── Data under study ──

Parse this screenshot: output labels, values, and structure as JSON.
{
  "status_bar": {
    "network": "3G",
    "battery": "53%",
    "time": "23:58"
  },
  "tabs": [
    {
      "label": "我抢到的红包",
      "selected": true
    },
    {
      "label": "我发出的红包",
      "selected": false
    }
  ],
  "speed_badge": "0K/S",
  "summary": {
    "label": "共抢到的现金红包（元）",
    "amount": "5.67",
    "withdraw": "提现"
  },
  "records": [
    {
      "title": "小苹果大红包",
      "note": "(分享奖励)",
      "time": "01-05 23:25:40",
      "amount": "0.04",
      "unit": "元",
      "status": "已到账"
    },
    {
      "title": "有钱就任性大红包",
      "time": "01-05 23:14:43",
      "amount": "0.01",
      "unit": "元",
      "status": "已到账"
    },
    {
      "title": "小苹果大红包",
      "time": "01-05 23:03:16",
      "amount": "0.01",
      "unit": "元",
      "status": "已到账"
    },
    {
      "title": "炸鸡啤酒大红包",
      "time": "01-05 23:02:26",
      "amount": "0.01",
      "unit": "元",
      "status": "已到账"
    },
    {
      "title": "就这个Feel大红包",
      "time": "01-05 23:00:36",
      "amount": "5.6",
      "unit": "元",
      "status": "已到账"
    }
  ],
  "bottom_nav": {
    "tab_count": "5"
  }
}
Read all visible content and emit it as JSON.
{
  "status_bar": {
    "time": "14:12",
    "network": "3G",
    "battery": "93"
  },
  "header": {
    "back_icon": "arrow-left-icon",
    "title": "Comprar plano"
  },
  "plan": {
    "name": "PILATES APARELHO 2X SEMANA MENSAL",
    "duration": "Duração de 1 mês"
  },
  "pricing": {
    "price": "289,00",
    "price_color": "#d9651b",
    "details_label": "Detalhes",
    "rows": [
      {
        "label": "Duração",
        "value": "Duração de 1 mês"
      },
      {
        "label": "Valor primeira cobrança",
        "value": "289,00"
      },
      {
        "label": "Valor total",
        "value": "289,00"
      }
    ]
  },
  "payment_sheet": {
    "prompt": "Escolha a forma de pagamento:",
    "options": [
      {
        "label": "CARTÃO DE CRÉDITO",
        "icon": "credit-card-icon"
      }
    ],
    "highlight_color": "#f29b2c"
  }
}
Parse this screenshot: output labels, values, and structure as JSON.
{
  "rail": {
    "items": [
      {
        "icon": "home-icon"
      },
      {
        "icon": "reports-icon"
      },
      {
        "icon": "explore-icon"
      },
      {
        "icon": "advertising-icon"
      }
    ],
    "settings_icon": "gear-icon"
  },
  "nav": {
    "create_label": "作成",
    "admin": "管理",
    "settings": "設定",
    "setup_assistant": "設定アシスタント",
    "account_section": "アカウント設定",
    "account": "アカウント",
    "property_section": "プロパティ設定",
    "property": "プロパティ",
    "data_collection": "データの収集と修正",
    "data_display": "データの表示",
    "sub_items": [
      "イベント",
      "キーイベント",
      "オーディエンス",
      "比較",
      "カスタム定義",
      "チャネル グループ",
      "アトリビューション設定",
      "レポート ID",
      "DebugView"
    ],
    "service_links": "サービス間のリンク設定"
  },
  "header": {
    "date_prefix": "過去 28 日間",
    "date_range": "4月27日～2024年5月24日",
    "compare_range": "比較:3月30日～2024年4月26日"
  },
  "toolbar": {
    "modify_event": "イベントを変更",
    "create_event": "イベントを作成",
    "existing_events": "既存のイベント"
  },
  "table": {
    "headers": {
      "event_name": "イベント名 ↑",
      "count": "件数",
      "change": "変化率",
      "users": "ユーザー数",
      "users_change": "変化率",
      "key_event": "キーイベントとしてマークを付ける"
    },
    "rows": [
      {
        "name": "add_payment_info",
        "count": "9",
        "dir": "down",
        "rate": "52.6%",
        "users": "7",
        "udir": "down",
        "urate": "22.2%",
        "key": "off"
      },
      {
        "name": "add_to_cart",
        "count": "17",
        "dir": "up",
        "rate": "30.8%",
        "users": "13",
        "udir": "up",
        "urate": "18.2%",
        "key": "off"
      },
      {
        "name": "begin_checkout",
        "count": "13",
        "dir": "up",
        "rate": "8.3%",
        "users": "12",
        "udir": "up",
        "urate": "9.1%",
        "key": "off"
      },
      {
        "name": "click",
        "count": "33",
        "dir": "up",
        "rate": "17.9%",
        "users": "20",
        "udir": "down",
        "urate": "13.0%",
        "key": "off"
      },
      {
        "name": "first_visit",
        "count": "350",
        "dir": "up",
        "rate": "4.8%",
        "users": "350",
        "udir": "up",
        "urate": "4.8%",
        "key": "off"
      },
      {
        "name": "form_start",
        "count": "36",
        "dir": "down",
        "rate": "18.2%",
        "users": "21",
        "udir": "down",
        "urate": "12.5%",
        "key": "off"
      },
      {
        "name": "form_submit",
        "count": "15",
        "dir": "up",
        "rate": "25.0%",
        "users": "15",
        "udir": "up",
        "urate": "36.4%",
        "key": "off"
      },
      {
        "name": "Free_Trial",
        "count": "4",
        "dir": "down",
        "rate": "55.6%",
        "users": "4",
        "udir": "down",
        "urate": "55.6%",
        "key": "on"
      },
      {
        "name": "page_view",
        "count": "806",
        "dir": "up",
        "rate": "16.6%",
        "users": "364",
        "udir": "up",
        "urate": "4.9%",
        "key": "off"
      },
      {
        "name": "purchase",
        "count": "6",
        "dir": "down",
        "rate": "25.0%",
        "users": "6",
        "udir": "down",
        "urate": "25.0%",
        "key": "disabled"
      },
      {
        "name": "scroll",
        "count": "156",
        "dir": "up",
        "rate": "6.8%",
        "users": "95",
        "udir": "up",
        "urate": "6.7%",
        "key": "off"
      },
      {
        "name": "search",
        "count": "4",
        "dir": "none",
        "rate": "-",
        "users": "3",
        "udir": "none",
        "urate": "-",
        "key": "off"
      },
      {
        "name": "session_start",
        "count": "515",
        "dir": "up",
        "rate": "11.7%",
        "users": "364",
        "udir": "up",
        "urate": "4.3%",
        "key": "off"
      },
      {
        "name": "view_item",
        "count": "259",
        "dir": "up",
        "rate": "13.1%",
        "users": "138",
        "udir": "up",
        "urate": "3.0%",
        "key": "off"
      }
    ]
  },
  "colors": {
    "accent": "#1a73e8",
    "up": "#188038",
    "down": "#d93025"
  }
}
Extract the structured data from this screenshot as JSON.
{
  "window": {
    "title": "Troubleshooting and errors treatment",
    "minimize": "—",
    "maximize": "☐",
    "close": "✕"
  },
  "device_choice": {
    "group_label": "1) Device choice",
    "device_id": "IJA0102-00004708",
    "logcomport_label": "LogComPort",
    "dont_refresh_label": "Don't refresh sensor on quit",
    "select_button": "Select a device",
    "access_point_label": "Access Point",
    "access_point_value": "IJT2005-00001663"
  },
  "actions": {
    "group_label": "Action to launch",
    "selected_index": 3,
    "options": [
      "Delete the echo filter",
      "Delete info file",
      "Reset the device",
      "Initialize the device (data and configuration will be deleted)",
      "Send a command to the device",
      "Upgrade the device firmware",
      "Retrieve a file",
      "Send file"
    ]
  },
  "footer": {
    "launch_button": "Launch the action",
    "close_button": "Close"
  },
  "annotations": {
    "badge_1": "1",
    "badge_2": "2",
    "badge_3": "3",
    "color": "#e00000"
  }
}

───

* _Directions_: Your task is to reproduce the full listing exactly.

* _Solution_:
Parse this screenshot: output labels, values, and structure as JSON.
{
  "status_bar": {
    "network": "3G",
    "battery": "53%",
    "time": "23:58"
  },
  "tabs": [
    {
      "label": "我抢到的红包",
      "selected": true
    },
    {
      "label": "我发出的红包",
      "selected": false
    }
  ],
  "speed_badge": "0K/S",
  "summary": {
    "label": "共抢到的现金红包（元）",
    "amount": "5.67",
    "withdraw": "提现"
  },
  "records": [
    {
      "title": "小苹果大红包",
      "note": "(分享奖励)",
      "time": "01-05 23:25:40",
      "amount": "0.04",
      "unit": "元",
      "status": "已到账"
    },
    {
      "title": "有钱就任性大红包",
      "time": "01-05 23:14:43",
      "amount": "0.01",
      "unit": "元",
      "status": "已到账"
    },
    {
      "title": "小苹果大红包",
      "time": "01-05 23:03:16",
      "amount": "0.01",
      "unit": "元",
      "status": "已到账"
    },
    {
      "title": "炸鸡啤酒大红包",
      "time": "01-05 23:02:26",
      "amount": "0.01",
      "unit": "元",
      "status": "已到账"
    },
    {
      "title": "就这个Feel大红包",
      "time": "01-05 23:00:36",
      "amount": "5.6",
      "unit": "元",
      "status": "已到账"
    }
  ],
  "bottom_nav": {
    "tab_count": "5"
  }
}
Read all visible content and emit it as JSON.
{
  "status_bar": {
    "time": "14:12",
    "network": "3G",
    "battery": "93"
  },
  "header": {
    "back_icon": "arrow-left-icon",
    "title": "Comprar plano"
  },
  "plan": {
    "name": "PILATES APARELHO 2X SEMANA MENSAL",
    "duration": "Duração de 1 mês"
  },
  "pricing": {
    "price": "289,00",
    "price_color": "#d9651b",
    "details_label": "Detalhes",
    "rows": [
      {
        "label": "Duração",
        "value": "Duração de 1 mês"
      },
      {
        "label": "Valor primeira cobrança",
        "value": "289,00"
      },
      {
        "label": "Valor total",
        "value": "289,00"
      }
    ]
  },
  "payment_sheet": {
    "prompt": "Escolha a forma de pagamento:",
    "options": [
      {
        "label": "CARTÃO DE CRÉDITO",
        "icon": "credit-card-icon"
      }
    ],
    "highlight_color": "#f29b2c"
  }
}
Parse this screenshot: output labels, values, and structure as JSON.
{
  "rail": {
    "items": [
      {
        "icon": "home-icon"
      },
      {
        "icon": "reports-icon"
      },
      {
        "icon": "explore-icon"
      },
      {
        "icon": "advertising-icon"
      }
    ],
    "settings_icon": "gear-icon"
  },
  "nav": {
    "create_label": "作成",
    "admin": "管理",
    "settings": "設定",
    "setup_assistant": "設定アシスタント",
    "account_section": "アカウント設定",
    "account": "アカウント",
    "property_section": "プロパティ設定",
    "property": "プロパティ",
    "data_collection": "データの収集と修正",
    "data_display": "データの表示",
    "sub_items": [
      "イベント",
      "キーイベント",
      "オーディエンス",
      "比較",
      "カスタム定義",
      "チャネル グループ",
      "アトリビューション設定",
      "レポート ID",
      "DebugView"
    ],
    "service_links": "サービス間のリンク設定"
  },
  "header": {
    "date_prefix": "過去 28 日間",
    "date_range": "4月27日～2024年5月24日",
    "compare_range": "比較:3月30日～2024年4月26日"
  },
  "toolbar": {
    "modify_event": "イベントを変更",
    "create_event": "イベントを作成",
    "existing_events": "既存のイベント"
  },
  "table": {
    "headers": {
      "event_name": "イベント名 ↑",
      "count": "件数",
      "change": "変化率",
      "users": "ユーザー数",
      "users_change": "変化率",
      "key_event": "キーイベントとしてマークを付ける"
    },
    "rows": [
      {
        "name": "add_payment_info",
        "count": "9",
        "dir": "down",
        "rate": "52.6%",
        "users": "7",
        "udir": "down",
        "urate": "22.2%",
        "key": "off"
      },
      {
        "name": "add_to_cart",
        "count": "17",
        "dir": "up",
        "rate": "30.8%",
        "users": "13",
        "udir": "up",
        "urate": "18.2%",
        "key": "off"
      },
      {
        "name": "begin_checkout",
        "count": "13",
        "dir": "up",
        "rate": "8.3%",
        "users": "12",
        "udir": "up",
        "urate": "9.1%",
        "key": "off"
      },
      {
        "name": "click",
        "count": "33",
        "dir": "up",
        "rate": "17.9%",
        "users": "20",
        "udir": "down",
        "urate": "13.0%",
        "key": "off"
      },
      {
        "name": "first_visit",
        "count": "350",
        "dir": "up",
        "rate": "4.8%",
        "users": "350",
        "udir": "up",
        "urate": "4.8%",
        "key": "off"
      },
      {
        "name": "form_start",
        "count": "36",
        "dir": "down",
        "rate": "18.2%",
        "users": "21",
        "udir": "down",
        "urate": "12.5%",
        "key": "off"
      },
      {
        "name": "form_submit",
        "count": "15",
        "dir": "up",
        "rate": "25.0%",
        "users": "15",
        "udir": "up",
        "urate": "36.4%",
        "key": "off"
      },
      {
        "name": "Free_Trial",
        "count": "4",
        "dir": "down",
        "rate": "55.6%",
        "users": "4",
        "udir": "down",
        "urate": "55.6%",
        "key": "on"
      },
      {
        "name": "page_view",
        "count": "806",
        "dir": "up",
        "rate": "16.6%",
        "users": "364",
        "udir": "up",
        "urate": "4.9%",
        "key": "off"
      },
      {
        "name": "purchase",
        "count": "6",
        "dir": "down",
        "rate": "25.0%",
        "users": "6",
        "udir": "down",
        "urate": "25.0%",
        "key": "disabled"
      },
      {
        "name": "scroll",
        "count": "156",
        "dir": "up",
        "rate": "6.8%",
        "users": "95",
        "udir": "up",
        "urate": "6.7%",
        "key": "off"
      },
      {
        "name": "search",
        "count": "4",
        "dir": "none",
        "rate": "-",
        "users": "3",
        "udir": "none",
        "urate": "-",
        "key": "off"
      },
      {
        "name": "session_start",
        "count": "515",
        "dir": "up",
        "rate": "11.7%",
        "users": "364",
        "udir": "up",
        "urate": "4.3%",
        "key": "off"
      },
      {
        "name": "view_item",
        "count": "259",
        "dir": "up",
        "rate": "13.1%",
        "users": "138",
        "udir": "up",
        "urate": "3.0%",
        "key": "off"
      }
    ]
  },
  "colors": {
    "accent": "#1a73e8",
    "up": "#188038",
    "down": "#d93025"
  }
}
Extract the structured data from this screenshot as JSON.
{
  "window": {
    "title": "Troubleshooting and errors treatment",
    "minimize": "—",
    "maximize": "☐",
    "close": "✕"
  },
  "device_choice": {
    "group_label": "1) Device choice",
    "device_id": "IJA0102-00004708",
    "logcomport_label": "LogComPort",
    "dont_refresh_label": "Don't refresh sensor on quit",
    "select_button": "Select a device",
    "access_point_label": "Access Point",
    "access_point_value": "IJT2005-00001663"
  },
  "actions": {
    "group_label": "Action to launch",
    "selected_index": 3,
    "options": [
      "Delete the echo filter",
      "Delete info file",
      "Reset the device",
      "Initialize the device (data and configuration will be deleted)",
      "Send a command to the device",
      "Upgrade the device firmware",
      "Retrieve a file",
      "Send file"
    ]
  },
  "footer": {
    "launch_button": "Launch the action",
    "close_button": "Close"
  },
  "annotations": {
    "badge_1": "1",
    "badge_2": "2",
    "badge_3": "3",
    "color": "#e00000"
  }
}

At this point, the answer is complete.